Servers also provide users with more flexibility as you have sole control of your IT infrastructure. As a result, you can configure and customize your server resources to fit your specification operations without any limitations.
One major drawback with servers is how expensive it can be to set up. The upfront costs of server hardware, software, and related infrastructure, can be quite large. As a result, smaller businesses with limited budgets may be unable to acquire or maintain their own servers.
In addition to the cost, servers also require continuous monitoring and regular maintenance to ensure optimal performance. This means you’ll need to assign a dedicated IT team and resources to ensure your server stays up and running.

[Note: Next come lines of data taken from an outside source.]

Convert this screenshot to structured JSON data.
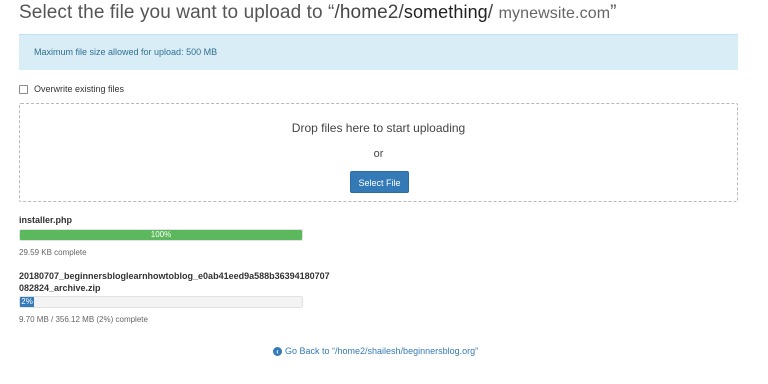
{
  "header": {
    "title_prefix": "Select the file you want to upload to “",
    "path_home": "/home2/",
    "path_something": "something",
    "path_slash": "/",
    "path_site": "mynewsite.com",
    "title_suffix": "”"
  },
  "info": {
    "max_size_text": "Maximum file size allowed for upload: 500 MB"
  },
  "options": {
    "overwrite_label": "Overwrite existing files",
    "overwrite_checked": false
  },
  "dropzone": {
    "drop_text": "Drop files here to start uploading",
    "or_text": "or",
    "select_button_label": "Select File"
  },
  "uploads": [
    {
      "name_line1": "installer.php",
      "name_line2": "",
      "progress_percent": 100,
      "progress_label": "100%",
      "status": "29.59 KB complete"
    },
    {
      "name_line1": "20180707_beginnersbloglearnhowtoblog_e0ab41eed9a588b36394180707",
      "name_line2": "082824_archive.zip",
      "progress_percent": 2,
      "progress_label": "2%",
      "status": "9.70 MB / 356.12 MB (2%) complete"
    }
  ],
  "footer": {
    "go_back_label": "Go Back to “/home2/shailesh/beginnersblog.org”",
    "go_back_icon": "circle-arrow-left-icon"
  },
  "colors": {
    "info_bg": "#d9edf7",
    "info_text": "#31708f",
    "button_blue": "#337ab7",
    "progress_green": "#5cb85c",
    "link_blue": "#337ab7"
  }
}
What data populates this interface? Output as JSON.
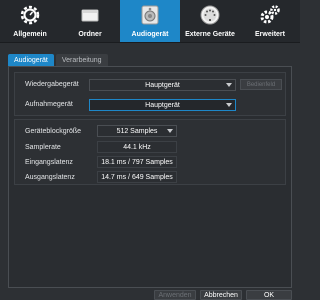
{
  "toolbar": {
    "tabs": [
      {
        "label": "Allgemein",
        "icon": "gear-icon"
      },
      {
        "label": "Ordner",
        "icon": "drive-icon"
      },
      {
        "label": "Audiogerät",
        "icon": "speaker-icon",
        "active": true
      },
      {
        "label": "Externe Geräte",
        "icon": "midi-port-icon"
      },
      {
        "label": "Erweitert",
        "icon": "gears-icon"
      }
    ]
  },
  "subtabs": {
    "audio": "Audiogerät",
    "processing": "Verarbeitung"
  },
  "devices": {
    "playback_label": "Wiedergabegerät",
    "playback_value": "Hauptgerät",
    "control_label": "Bedienfeld",
    "record_label": "Aufnahmegerät",
    "record_value": "Hauptgerät"
  },
  "settings": {
    "block_size_label": "Geräteblockgröße",
    "block_size_value": "512 Samples",
    "sample_rate_label": "Samplerate",
    "sample_rate_value": "44.1 kHz",
    "input_latency_label": "Eingangslatenz",
    "input_latency_value": "18.1 ms / 797 Samples",
    "output_latency_label": "Ausgangslatenz",
    "output_latency_value": "14.7 ms / 649 Samples"
  },
  "footer": {
    "apply": "Anwenden",
    "cancel": "Abbrechen",
    "ok": "OK"
  },
  "colors": {
    "accent": "#1e87c8",
    "background": "#2d3034"
  }
}
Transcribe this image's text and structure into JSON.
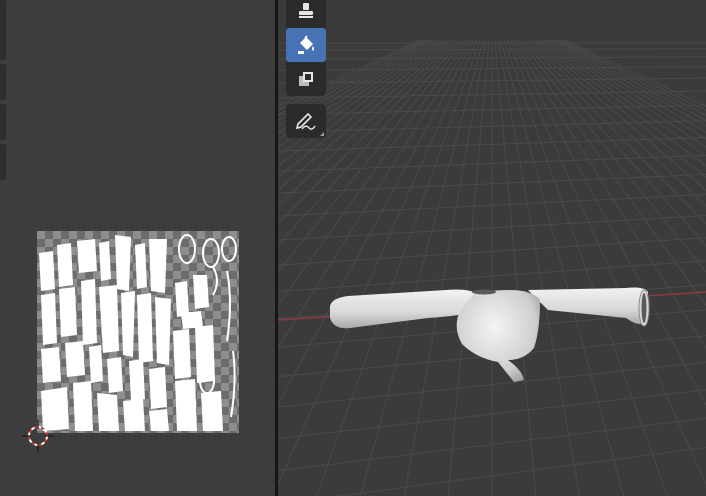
{
  "image_editor": {
    "uv_image": {
      "icon": "uv-texture-map"
    },
    "cursor": {
      "icon": "2d-cursor-icon"
    }
  },
  "viewport": {
    "background_color": "#3b3b3b",
    "x_axis_color": "#8f3a44",
    "toolbar": {
      "tools": [
        {
          "name": "stamp-tool",
          "icon": "stamp-icon",
          "active": false
        },
        {
          "name": "fill-tool",
          "icon": "paint-bucket-icon",
          "active": true
        },
        {
          "name": "clone-tool",
          "icon": "clone-icon",
          "active": false
        },
        {
          "name": "annotate-tool",
          "icon": "pencil-annotate-icon",
          "active": false
        }
      ]
    },
    "object": {
      "icon": "shirt-mesh-object"
    }
  }
}
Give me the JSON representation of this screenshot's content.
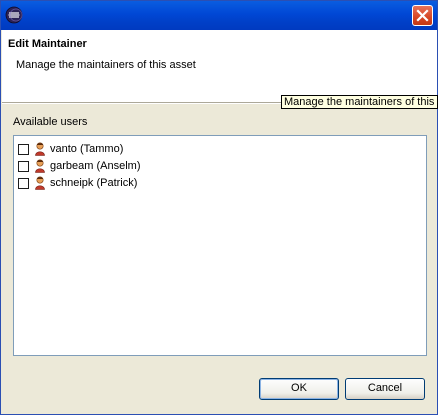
{
  "header": {
    "title": "Edit Maintainer",
    "description": "Manage the maintainers of this asset"
  },
  "tooltip": {
    "text": "Manage the maintainers of this asset"
  },
  "users": {
    "label": "Available users",
    "items": [
      {
        "label": "vanto (Tammo)",
        "checked": false
      },
      {
        "label": "garbeam (Anselm)",
        "checked": false
      },
      {
        "label": "schneipk (Patrick)",
        "checked": false
      }
    ]
  },
  "buttons": {
    "ok": "OK",
    "cancel": "Cancel"
  },
  "colors": {
    "titlebar": "#0047d5",
    "close": "#d64625"
  },
  "icons": {
    "app": "eclipse-icon",
    "close": "close-icon",
    "user": "user-icon"
  }
}
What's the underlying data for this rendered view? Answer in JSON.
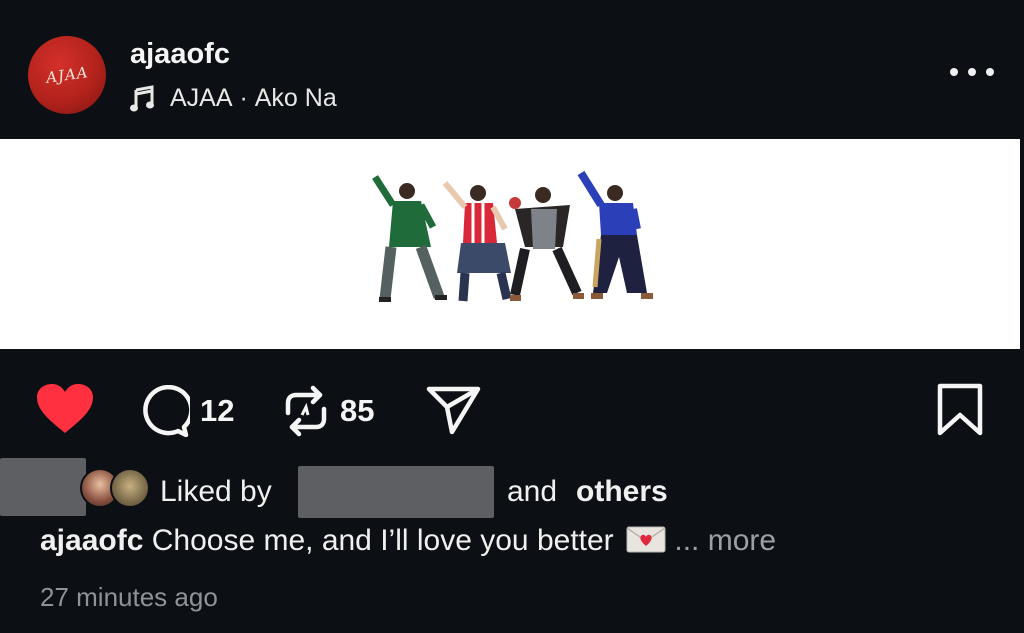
{
  "header": {
    "username": "ajaaofc",
    "avatar_text": "AJAA",
    "audio_artist": "AJAA",
    "audio_separator": " · ",
    "audio_title": "Ako Na"
  },
  "actions": {
    "comments_count": "12",
    "reposts_count": "85",
    "liked": true
  },
  "likes": {
    "prefix": "Liked by",
    "and": "and",
    "others": "others"
  },
  "caption": {
    "username": "ajaaofc",
    "text": "Choose me, and I’ll love you better",
    "ellipsis": "...",
    "more": "more"
  },
  "timestamp": "27 minutes ago",
  "colors": {
    "background": "#0c1014",
    "like_red": "#ff3040",
    "text_primary": "#f5f5f5",
    "text_secondary": "#8e9399"
  },
  "icons": [
    "music-note-icon",
    "more-options-icon",
    "heart-icon",
    "comment-icon",
    "repost-icon",
    "share-icon",
    "bookmark-icon",
    "love-letter-emoji"
  ]
}
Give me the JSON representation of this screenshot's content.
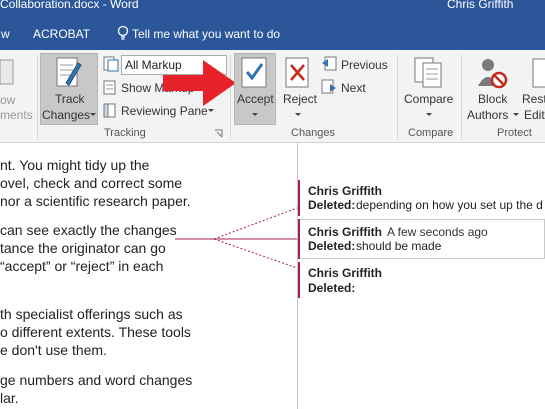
{
  "titlebar": {
    "doc_title": "Collaboration.docx - Word",
    "user": "Chris Griffith"
  },
  "menu": {
    "tab_partial": "w",
    "tab_acrobat": "ACROBAT",
    "tell_me": "Tell me what you want to do"
  },
  "ribbon": {
    "show_partial": "ow",
    "comments_partial": "ments",
    "track_changes": "Track",
    "track_changes2": "Changes",
    "markup_select": "All Markup",
    "show_markup": "Show Markup",
    "reviewing_pane": "Reviewing Pane",
    "tracking_group": "Tracking",
    "accept": "Accept",
    "reject": "Reject",
    "previous": "Previous",
    "next": "Next",
    "changes_group": "Changes",
    "compare": "Compare",
    "compare_group": "Compare",
    "block": "Block",
    "authors": "Authors",
    "restrict_partial": "Rest",
    "editing_partial": "Editi",
    "protect_group": "Protect"
  },
  "document": {
    "lines": [
      "nt. You might tidy up the",
      "ovel, check and correct some",
      "nor a scientific research paper.",
      "can see exactly the changes",
      "tance the originator can go",
      "“accept” or “reject” in each",
      "th specialist offerings such as",
      "o different extents. These tools",
      "e don't use them.",
      "ge numbers and word changes",
      "lar."
    ]
  },
  "comments": [
    {
      "author": "Chris Griffith",
      "time": "",
      "label": "Deleted:",
      "text": "depending on how you set up the d"
    },
    {
      "author": "Chris Griffith",
      "time": "A few seconds ago",
      "label": "Deleted:",
      "text": "should be made"
    },
    {
      "author": "Chris Griffith",
      "time": "",
      "label": "Deleted:",
      "text": ""
    }
  ],
  "colors": {
    "accent": "#2b579a",
    "track_change": "#a9204f",
    "arrow": "#e8222a",
    "check": "#2e74b5"
  }
}
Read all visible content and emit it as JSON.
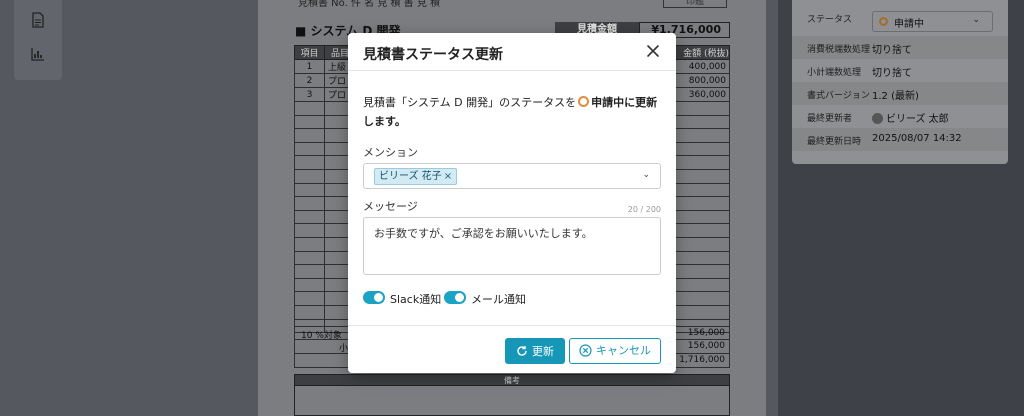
{
  "left_rail": {
    "icons": [
      "document-icon",
      "chart-icon"
    ]
  },
  "document": {
    "top_text": "見積書 No.  件 名 見 積 書 見 積",
    "top_box": "印鑑",
    "title": "■ システム D 開発",
    "sum_label": "見積金額",
    "sum_value": "¥1,716,000",
    "headers": [
      "項目",
      "品目",
      "金額 (税抜)"
    ],
    "rows": [
      {
        "no": "1",
        "item": "上級",
        "amount": "400,000"
      },
      {
        "no": "2",
        "item": "プロ",
        "amount": "800,000"
      },
      {
        "no": "3",
        "item": "プロ",
        "amount": "360,000"
      }
    ],
    "tax_label": "10 %対象",
    "tax_amount": "156,000",
    "subtotal_label": "小",
    "subtotal_amount": "156,000",
    "total_amount": "1,716,000",
    "note_header": "備考"
  },
  "right_panel": {
    "status_label": "ステータス",
    "status_value": "申請中",
    "rows": [
      {
        "label": "消費税端数処理",
        "value": "切り捨て"
      },
      {
        "label": "小計端数処理",
        "value": "切り捨て"
      },
      {
        "label": "書式バージョン",
        "value": "1.2 (最新)"
      },
      {
        "label": "最終更新者",
        "value": "ビリーズ 太郎"
      },
      {
        "label": "最終更新日時",
        "value": "2025/08/07 14:32"
      }
    ]
  },
  "modal": {
    "title": "見積書ステータス更新",
    "desc_before": "見積書「システム D 開発」のステータスを",
    "desc_status": "申請中",
    "desc_after": "に更新します。",
    "mention_label": "メンション",
    "mention_tag": "ビリーズ 花子",
    "message_label": "メッセージ",
    "message_counter": "20 / 200",
    "message_value": "お手数ですが、ご承認をお願いいたします。",
    "slack_label": "Slack通知",
    "mail_label": "メール通知",
    "update_label": "更新",
    "cancel_label": "キャンセル"
  },
  "colors": {
    "accent": "#1697b8",
    "status_ring": "#e08e3c"
  }
}
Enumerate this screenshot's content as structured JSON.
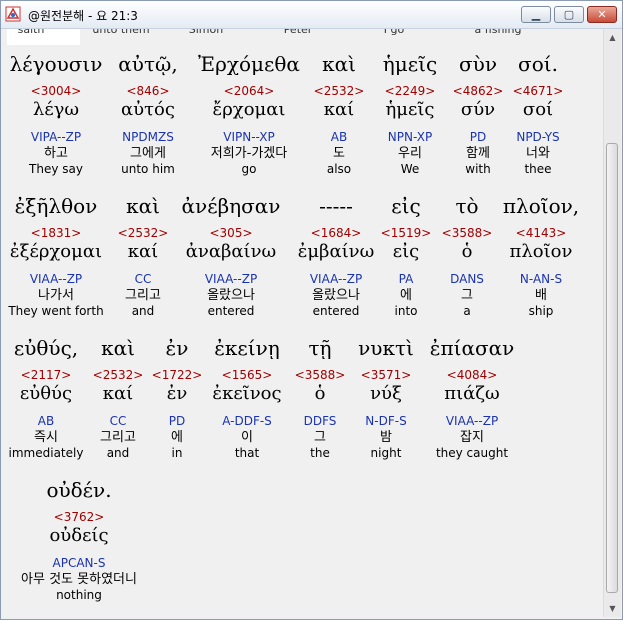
{
  "window": {
    "title": "@원전분해 - 요 21:3"
  },
  "partial_top_row": [
    "saith",
    "unto them",
    "Simon",
    "Peter",
    "I go",
    "a fishing"
  ],
  "rows": [
    [
      {
        "greek": "λέγουσιν",
        "strong": "<3004>",
        "lemma": "λέγω",
        "parse": "VIPA--ZP",
        "korean": "하고",
        "english": "They say"
      },
      {
        "greek": "αὐτῷ,",
        "strong": "<846>",
        "lemma": "αὐτός",
        "parse": "NPDMZS",
        "korean": "그에게",
        "english": "unto him"
      },
      {
        "greek": "Ἐρχόμεθα",
        "strong": "<2064>",
        "lemma": "ἔρχομαι",
        "parse": "VIPN--XP",
        "korean": "저희가-가겠다",
        "english": "go"
      },
      {
        "greek": "καὶ",
        "strong": "<2532>",
        "lemma": "καί",
        "parse": "AB",
        "korean": "도",
        "english": "also"
      },
      {
        "greek": "ἡμεῖς",
        "strong": "<2249>",
        "lemma": "ἡμεῖς",
        "parse": "NPN-XP",
        "korean": "우리",
        "english": "We"
      },
      {
        "greek": "σὺν",
        "strong": "<4862>",
        "lemma": "σύν",
        "parse": "PD",
        "korean": "함께",
        "english": "with"
      },
      {
        "greek": "σοί.",
        "strong": "<4671>",
        "lemma": "σοί",
        "parse": "NPD-YS",
        "korean": "너와",
        "english": "thee"
      }
    ],
    [
      {
        "greek": "ἐξῆλθον",
        "strong": "<1831>",
        "lemma": "ἐξέρχομαι",
        "parse": "VIAA--ZP",
        "korean": "나가서",
        "english": "They went forth"
      },
      {
        "greek": "καὶ",
        "strong": "<2532>",
        "lemma": "καί",
        "parse": "CC",
        "korean": "그리고",
        "english": "and"
      },
      {
        "greek": "ἀνέβησαν",
        "strong": "<305>",
        "lemma": "ἀναβαίνω",
        "parse": "VIAA--ZP",
        "korean": "올랐으나",
        "english": "entered"
      },
      {
        "greek": "-----",
        "strong": "<1684>",
        "lemma": "ἐμβαίνω",
        "parse": "VIAA--ZP",
        "korean": "올랐으나",
        "english": "entered"
      },
      {
        "greek": "εἰς",
        "strong": "<1519>",
        "lemma": "εἰς",
        "parse": "PA",
        "korean": "에",
        "english": "into"
      },
      {
        "greek": "τὸ",
        "strong": "<3588>",
        "lemma": "ὁ",
        "parse": "DANS",
        "korean": "그",
        "english": "a"
      },
      {
        "greek": "πλοῖον,",
        "strong": "<4143>",
        "lemma": "πλοῖον",
        "parse": "N-AN-S",
        "korean": "배",
        "english": "ship"
      }
    ],
    [
      {
        "greek": "εὐθύς,",
        "strong": "<2117>",
        "lemma": "εὐθύς",
        "parse": "AB",
        "korean": "즉시",
        "english": "immediately"
      },
      {
        "greek": "καὶ",
        "strong": "<2532>",
        "lemma": "καί",
        "parse": "CC",
        "korean": "그리고",
        "english": "and"
      },
      {
        "greek": "ἐν",
        "strong": "<1722>",
        "lemma": "ἐν",
        "parse": "PD",
        "korean": "에",
        "english": "in"
      },
      {
        "greek": "ἐκείνῃ",
        "strong": "<1565>",
        "lemma": "ἐκεῖνος",
        "parse": "A-DDF-S",
        "korean": "이",
        "english": "that"
      },
      {
        "greek": "τῇ",
        "strong": "<3588>",
        "lemma": "ὁ",
        "parse": "DDFS",
        "korean": "그",
        "english": "the"
      },
      {
        "greek": "νυκτὶ",
        "strong": "<3571>",
        "lemma": "νύξ",
        "parse": "N-DF-S",
        "korean": "밤",
        "english": "night"
      },
      {
        "greek": "ἐπίασαν",
        "strong": "<4084>",
        "lemma": "πιάζω",
        "parse": "VIAA--ZP",
        "korean": "잡지",
        "english": "they caught"
      }
    ],
    [
      {
        "greek": "οὐδέν.",
        "strong": "<3762>",
        "lemma": "οὐδείς",
        "parse": "APCAN-S",
        "korean": "아무 것도 못하였더니",
        "english": "nothing"
      }
    ]
  ]
}
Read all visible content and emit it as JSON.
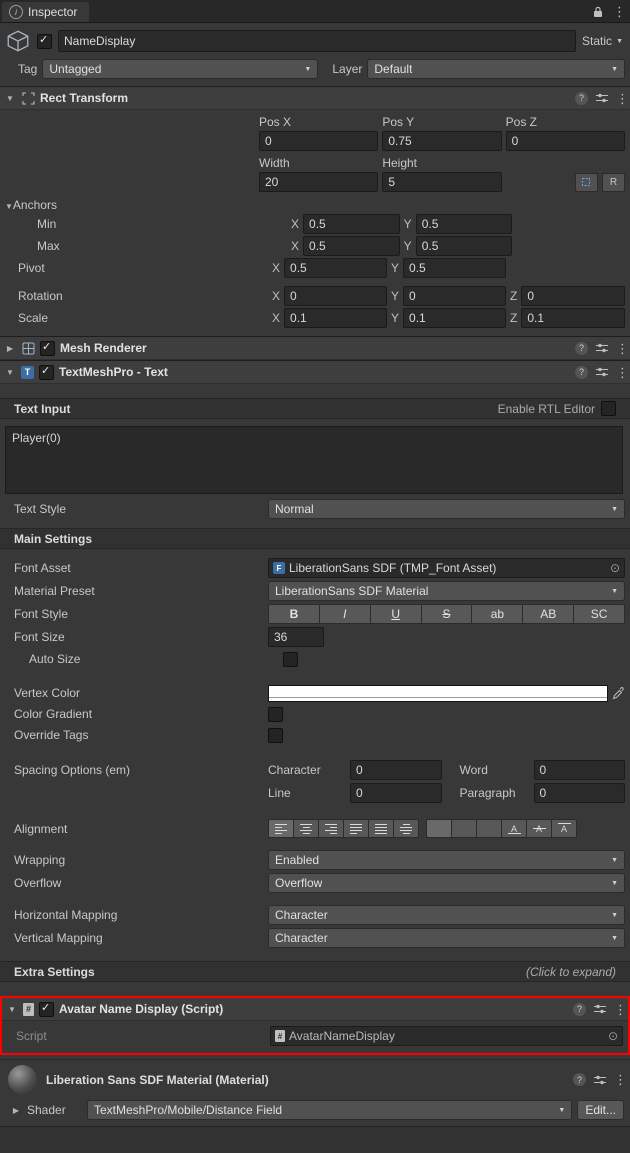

With traditional servers, the failure of one server can set off several other chain disruptions and result in significant downtime. This can cause interruptions in your workflow and lead to reduced productivity. Creating backup systems can help control such disruptions. However, they also mean more expenses and can make your setup more complex.
Unlike cloud servers, scaling up physical servers is not as straightforward. First off, you’ll need additional hardware, which means increased expenses. There’s also the potential delay that may occur as you may experience some downtime during the process.
Choosing between cloud vs server is a critical decision impacting your business productivity and growth. Therefore, you need to get it right.
Unfortunately, there’s no fixed template.
Each option comes with its unique advantages and a fair share of drawbacks. For instance, while cloud storage offers you better accessibility and scalability, there’s the risk of security breaches due to a shared environment. On the other hand, server storage gives you full control over your data resources and improved security but is quite expensive to set up.
Therefore, you’ll need to evaluate your specific requirements and then weigh the pros and cons of each option to decide which one is best for your organization.
Do you need more information to help you decide between cloud and servers? Leverage our expert knowledge by reaching out to us for a consultation. We’d be happy to help!